Report how many lines below contain the word "title". Give only the number.

-- Opening Marker --

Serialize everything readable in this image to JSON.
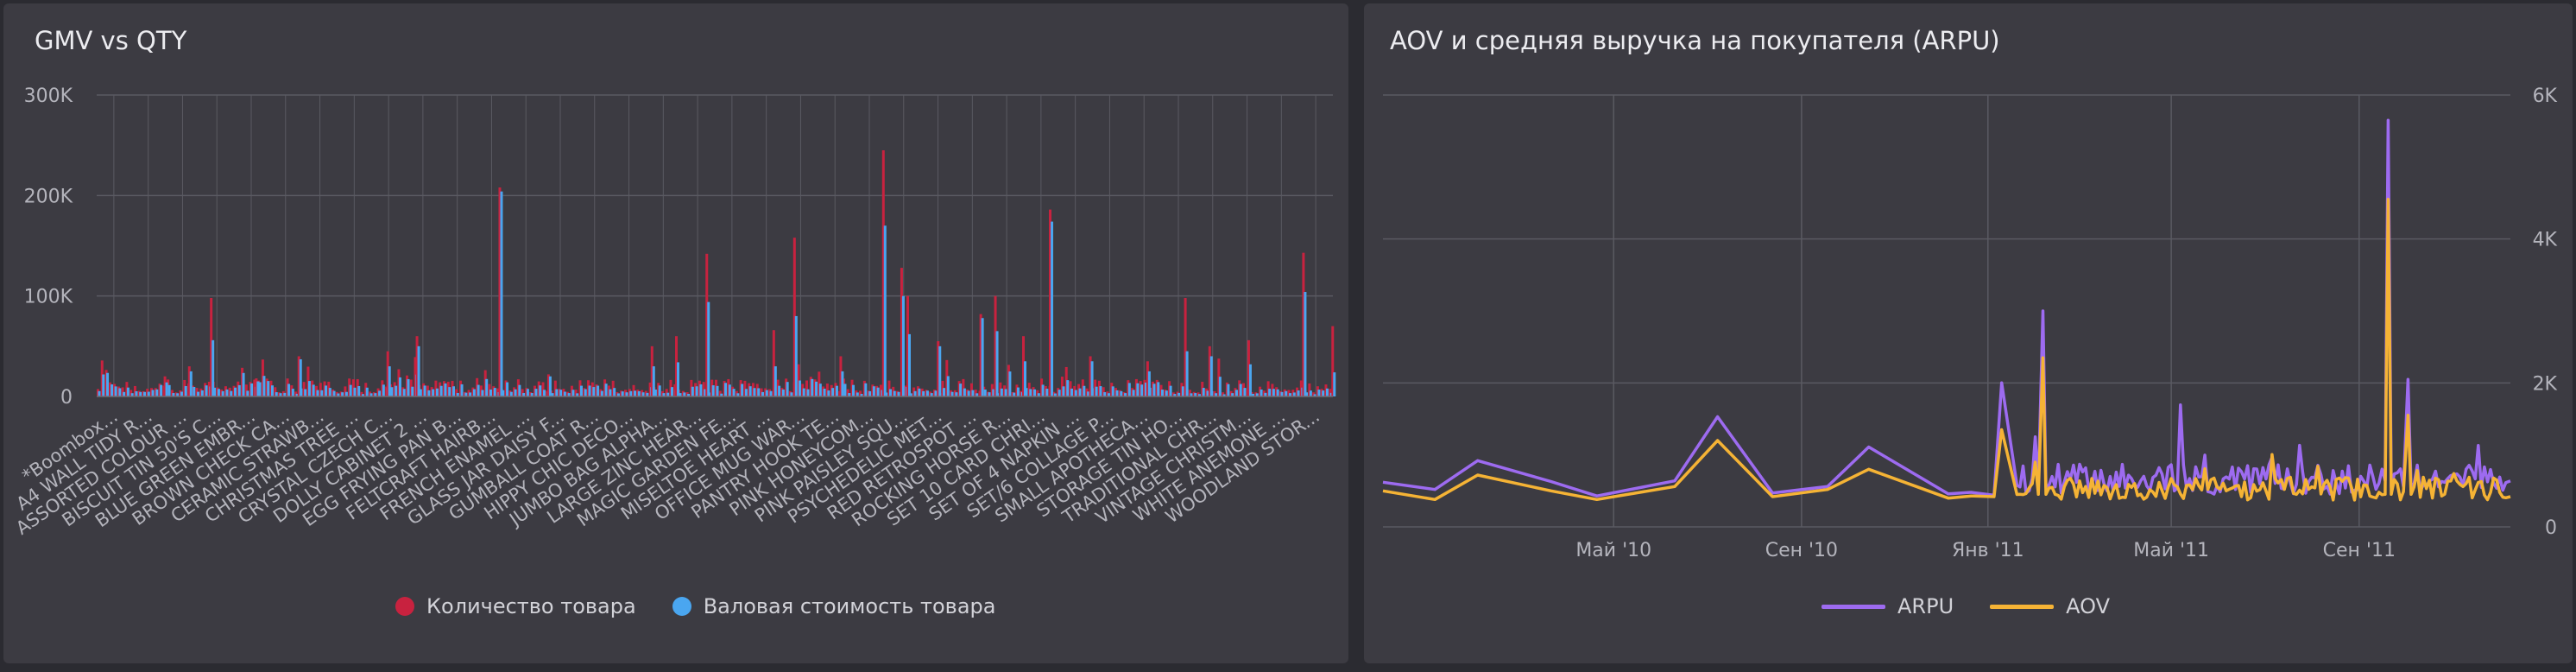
{
  "colors": {
    "qty": "#c8223f",
    "gmv": "#4aa6f0",
    "arpu": "#9d6bf0",
    "aov": "#f5b335",
    "grid": "#5a5a62",
    "axis_text": "#b4b4bc"
  },
  "chart_data": [
    {
      "type": "bar",
      "title": "GMV vs QTY",
      "xlabel": "",
      "ylabel": "",
      "ylim": [
        0,
        300000
      ],
      "y_ticks": [
        {
          "value": 0,
          "label": "0"
        },
        {
          "value": 100000,
          "label": "100K"
        },
        {
          "value": 200000,
          "label": "200K"
        },
        {
          "value": 300000,
          "label": "300K"
        }
      ],
      "category_labels": [
        "*Boombox...",
        "A4 WALL TIDY R...",
        "ASSORTED COLOUR ...",
        "BISCUIT TIN 50'S C...",
        "BLUE GREEN EMBR...",
        "BROWN CHECK CA...",
        "CERAMIC STRAWB...",
        "CHRISTMAS TREE ...",
        "CRYSTAL CZECH C...",
        "DOLLY CABINET 2 ...",
        "EGG FRYING PAN B...",
        "FELTCRAFT HAIRB...",
        "FRENCH ENAMEL ...",
        "GLASS JAR DAISY F...",
        "GUMBALL COAT R...",
        "HIPPY CHIC DECO...",
        "JUMBO BAG ALPHA...",
        "LARGE ZINC HEAR...",
        "MAGIC GARDEN FE...",
        "MISELTOE HEART ...",
        "OFFICE MUG WAR...",
        "PANTRY HOOK TE...",
        "PINK HONEYCOM...",
        "PINK PAISLEY SQU...",
        "PSYCHEDELIC MET...",
        "RED RETROSPOT ...",
        "ROCKING HORSE R...",
        "SET 10 CARD CHRI...",
        "SET OF 4 NAPKIN ...",
        "SET/6 COLLAGE P...",
        "SMALL APOTHECA...",
        "STORAGE TIN HO...",
        "TRADITIONAL CHR...",
        "VINTAGE CHRISTM...",
        "WHITE ANEMONE ...",
        "WOODLAND STOR..."
      ],
      "series": [
        {
          "name": "Количество товара",
          "peaks": [
            {
              "x": 0.01,
              "value": 14000
            },
            {
              "x": 0.055,
              "value": 20000
            },
            {
              "x": 0.075,
              "value": 30000
            },
            {
              "x": 0.093,
              "value": 98000
            },
            {
              "x": 0.13,
              "value": 18000
            },
            {
              "x": 0.165,
              "value": 40000
            },
            {
              "x": 0.238,
              "value": 45000
            },
            {
              "x": 0.262,
              "value": 60000
            },
            {
              "x": 0.33,
              "value": 208000
            },
            {
              "x": 0.37,
              "value": 22000
            },
            {
              "x": 0.455,
              "value": 50000
            },
            {
              "x": 0.475,
              "value": 60000
            },
            {
              "x": 0.5,
              "value": 142000
            },
            {
              "x": 0.555,
              "value": 66000
            },
            {
              "x": 0.572,
              "value": 158000
            },
            {
              "x": 0.61,
              "value": 40000
            },
            {
              "x": 0.645,
              "value": 245000
            },
            {
              "x": 0.66,
              "value": 128000
            },
            {
              "x": 0.665,
              "value": 100000
            },
            {
              "x": 0.69,
              "value": 55000
            },
            {
              "x": 0.725,
              "value": 82000
            },
            {
              "x": 0.737,
              "value": 100000
            },
            {
              "x": 0.76,
              "value": 60000
            },
            {
              "x": 0.782,
              "value": 186000
            },
            {
              "x": 0.815,
              "value": 40000
            },
            {
              "x": 0.862,
              "value": 35000
            },
            {
              "x": 0.893,
              "value": 98000
            },
            {
              "x": 0.913,
              "value": 50000
            },
            {
              "x": 0.945,
              "value": 56000
            },
            {
              "x": 0.99,
              "value": 143000
            },
            {
              "x": 1.014,
              "value": 70000
            }
          ]
        },
        {
          "name": "Валовая стоимость товара",
          "peaks": [
            {
              "x": 0.01,
              "value": 12000
            },
            {
              "x": 0.055,
              "value": 14000
            },
            {
              "x": 0.075,
              "value": 25000
            },
            {
              "x": 0.093,
              "value": 56000
            },
            {
              "x": 0.13,
              "value": 15000
            },
            {
              "x": 0.165,
              "value": 37000
            },
            {
              "x": 0.238,
              "value": 30000
            },
            {
              "x": 0.262,
              "value": 50000
            },
            {
              "x": 0.33,
              "value": 204000
            },
            {
              "x": 0.37,
              "value": 20000
            },
            {
              "x": 0.455,
              "value": 30000
            },
            {
              "x": 0.475,
              "value": 34000
            },
            {
              "x": 0.5,
              "value": 94000
            },
            {
              "x": 0.555,
              "value": 30000
            },
            {
              "x": 0.572,
              "value": 80000
            },
            {
              "x": 0.61,
              "value": 25000
            },
            {
              "x": 0.645,
              "value": 170000
            },
            {
              "x": 0.66,
              "value": 100000
            },
            {
              "x": 0.665,
              "value": 62000
            },
            {
              "x": 0.69,
              "value": 50000
            },
            {
              "x": 0.725,
              "value": 78000
            },
            {
              "x": 0.737,
              "value": 65000
            },
            {
              "x": 0.76,
              "value": 35000
            },
            {
              "x": 0.782,
              "value": 174000
            },
            {
              "x": 0.815,
              "value": 35000
            },
            {
              "x": 0.862,
              "value": 25000
            },
            {
              "x": 0.893,
              "value": 45000
            },
            {
              "x": 0.913,
              "value": 40000
            },
            {
              "x": 0.945,
              "value": 32000
            },
            {
              "x": 0.99,
              "value": 104000
            },
            {
              "x": 1.014,
              "value": 24000
            }
          ]
        }
      ]
    },
    {
      "type": "line",
      "title": "AOV и средняя выручка на покупателя (ARPU)",
      "xlabel": "",
      "ylabel": "",
      "x_axis": "date",
      "xlim": [
        "2009-12-01",
        "2011-12-09"
      ],
      "ylim": [
        0,
        6000
      ],
      "y_axis_side": "right",
      "y_ticks": [
        {
          "value": 0,
          "label": "0"
        },
        {
          "value": 2000,
          "label": "2K"
        },
        {
          "value": 4000,
          "label": "4K"
        },
        {
          "value": 6000,
          "label": "6K"
        }
      ],
      "x_ticks": [
        {
          "x": "2010-05-01",
          "label": "Май '10"
        },
        {
          "x": "2010-09-01",
          "label": "Сен '10"
        },
        {
          "x": "2011-01-01",
          "label": "Янв '11"
        },
        {
          "x": "2011-05-01",
          "label": "Май '11"
        },
        {
          "x": "2011-09-01",
          "label": "Сен '11"
        }
      ],
      "series": [
        {
          "name": "ARPU",
          "key_points": [
            {
              "x": "2009-12-01",
              "y": 620
            },
            {
              "x": "2010-01-04",
              "y": 520
            },
            {
              "x": "2010-02-01",
              "y": 920
            },
            {
              "x": "2010-03-21",
              "y": 630
            },
            {
              "x": "2010-04-20",
              "y": 430
            },
            {
              "x": "2010-06-10",
              "y": 640
            },
            {
              "x": "2010-07-08",
              "y": 1530
            },
            {
              "x": "2010-08-13",
              "y": 470
            },
            {
              "x": "2010-09-18",
              "y": 560
            },
            {
              "x": "2010-10-15",
              "y": 1110
            },
            {
              "x": "2010-12-06",
              "y": 460
            },
            {
              "x": "2010-12-21",
              "y": 480
            },
            {
              "x": "2011-01-05",
              "y": 440
            },
            {
              "x": "2011-01-10",
              "y": 2000
            },
            {
              "x": "2011-01-20",
              "y": 580
            },
            {
              "x": "2011-02-01",
              "y": 1250
            },
            {
              "x": "2011-02-06",
              "y": 3000
            },
            {
              "x": "2011-02-12",
              "y": 700
            },
            {
              "x": "2011-09-20",
              "y": 5650
            },
            {
              "x": "2011-10-03",
              "y": 2050
            },
            {
              "x": "2011-12-09",
              "y": 640
            }
          ]
        },
        {
          "name": "AOV",
          "key_points": [
            {
              "x": "2009-12-01",
              "y": 500
            },
            {
              "x": "2010-01-04",
              "y": 380
            },
            {
              "x": "2010-02-01",
              "y": 720
            },
            {
              "x": "2010-03-21",
              "y": 500
            },
            {
              "x": "2010-04-20",
              "y": 380
            },
            {
              "x": "2010-06-10",
              "y": 560
            },
            {
              "x": "2010-07-08",
              "y": 1200
            },
            {
              "x": "2010-08-13",
              "y": 420
            },
            {
              "x": "2010-09-18",
              "y": 520
            },
            {
              "x": "2010-10-15",
              "y": 800
            },
            {
              "x": "2010-12-06",
              "y": 400
            },
            {
              "x": "2010-12-21",
              "y": 430
            },
            {
              "x": "2011-01-05",
              "y": 420
            },
            {
              "x": "2011-01-10",
              "y": 1350
            },
            {
              "x": "2011-01-20",
              "y": 450
            },
            {
              "x": "2011-02-01",
              "y": 900
            },
            {
              "x": "2011-02-06",
              "y": 2350
            },
            {
              "x": "2011-02-12",
              "y": 550
            },
            {
              "x": "2011-09-20",
              "y": 4550
            },
            {
              "x": "2011-10-03",
              "y": 1550
            },
            {
              "x": "2011-12-09",
              "y": 420
            }
          ]
        }
      ]
    }
  ]
}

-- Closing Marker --

## Answer area:
2